Woman in Black is the much-anticipated second film from the British director James Watkins after the equally-as-eerie ‘Eden Lake’ was released in 2008. Daniel Radcliffe attempts his first adult role, after eleven years in robes he has transformed into the tortured London Lawyer Arthur Kipps. Once the initial shock of a widowed Harry Potter who is suddenly a single father with rather unconvincing facial hair, Radcliffe proceeds to deliver an altogether passable performance and the image of a fourteen year boy brandishing a wand begins to fade.

An irrefutably morose character, Kipp’s angelic four year old son Joseph (played by Misha Handley) encapsulates the tone of their damaged relationship through a caricature with a colossal frown and an angel in heaven. If an uplifting tale full of enlightenment and promise, where good defeats evil is what you crave then this is not the film for you. The disturbing story full of spirits, secrets and shadowing shapes is sure to deliver traditional suspense.

Opening the film with the supposed suicide of three young girls, the ominous score begins to resonate around an already silent cinema in which a general feeling hits; this film should not be a 12A. Set in the (fictional) remote British town of Crithyn Giffard, awash with death, fear hangs over the town mirroring the thick fog covering the marshes.
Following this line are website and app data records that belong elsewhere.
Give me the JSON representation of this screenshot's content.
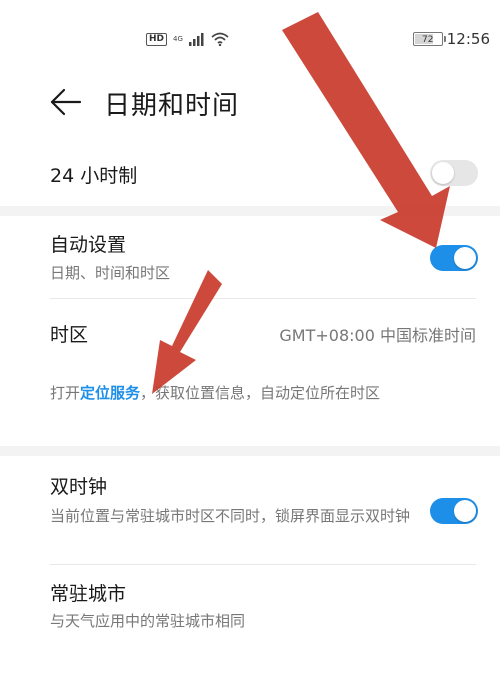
{
  "status_bar": {
    "hd": "HD",
    "network": "4G",
    "battery": "72",
    "battery_level": 0.72,
    "time": "12:56"
  },
  "header": {
    "title": "日期和时间"
  },
  "settings": {
    "hour24": {
      "label": "24 小时制",
      "enabled": false
    },
    "auto": {
      "label": "自动设置",
      "sub": "日期、时间和时区",
      "enabled": true
    },
    "timezone": {
      "label": "时区",
      "value": "GMT+08:00 中国标准时间",
      "hint_before": "打开",
      "hint_link": "定位服务",
      "hint_after": "，获取位置信息，自动定位所在时区"
    },
    "dual_clock": {
      "label": "双时钟",
      "sub": "当前位置与常驻城市时区不同时，锁屏界面显示双时钟",
      "enabled": true
    },
    "home_city": {
      "label": "常驻城市",
      "sub": "与天气应用中的常驻城市相同"
    }
  },
  "colors": {
    "accent": "#1e8fe8",
    "annotation_arrow": "#c83a2a"
  }
}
Arthur Kipps looks to settle the estates of the late Alice Drablow. Kipps only ally in the town suffocating in lies and suspicion is Samuel Daily, effortlessly delivered by Ciarian Hinds. A wealthy and rational man, utterly unconvinced by the rumors rife in the local village provides a more grounded associate, despite his mentally unhinged wife Elizabeth (rather amusingly played by Janet McTeer).

The standard ghost story favorite; gothic Victorian architecture, surrounded by graves, cut off from society and suffocating in inexplicably opaque mist, the aptly named Eel Marsh house provides suitably cliché surroundings for a good old fashioned ghost story. With stairs creaking and chairs rocking ‘The Woman in Black’ delivers a chilling yet predictable plot as opposed to the mentally unsettling thriller originally written by Susan Hill in 1983, it offers a satisfyingly seat grabbing suspense. The unsettling wind up dolls with glassy stares, skulking spirits and perfectly placed pauses are sure to have your heart racing.

The jury is still out whether Potter, sorry Radcliffe, will ever be able to leave his wizarding days behind, the lack of demanding dialogue from a character that is ultimately sustained through subtly placed silences and anguished looks leaves the viewer satisfied, yet unconvinced that the lightning bolt scar has well and truly healed.

Platform rating: 7/10


Rosie Prior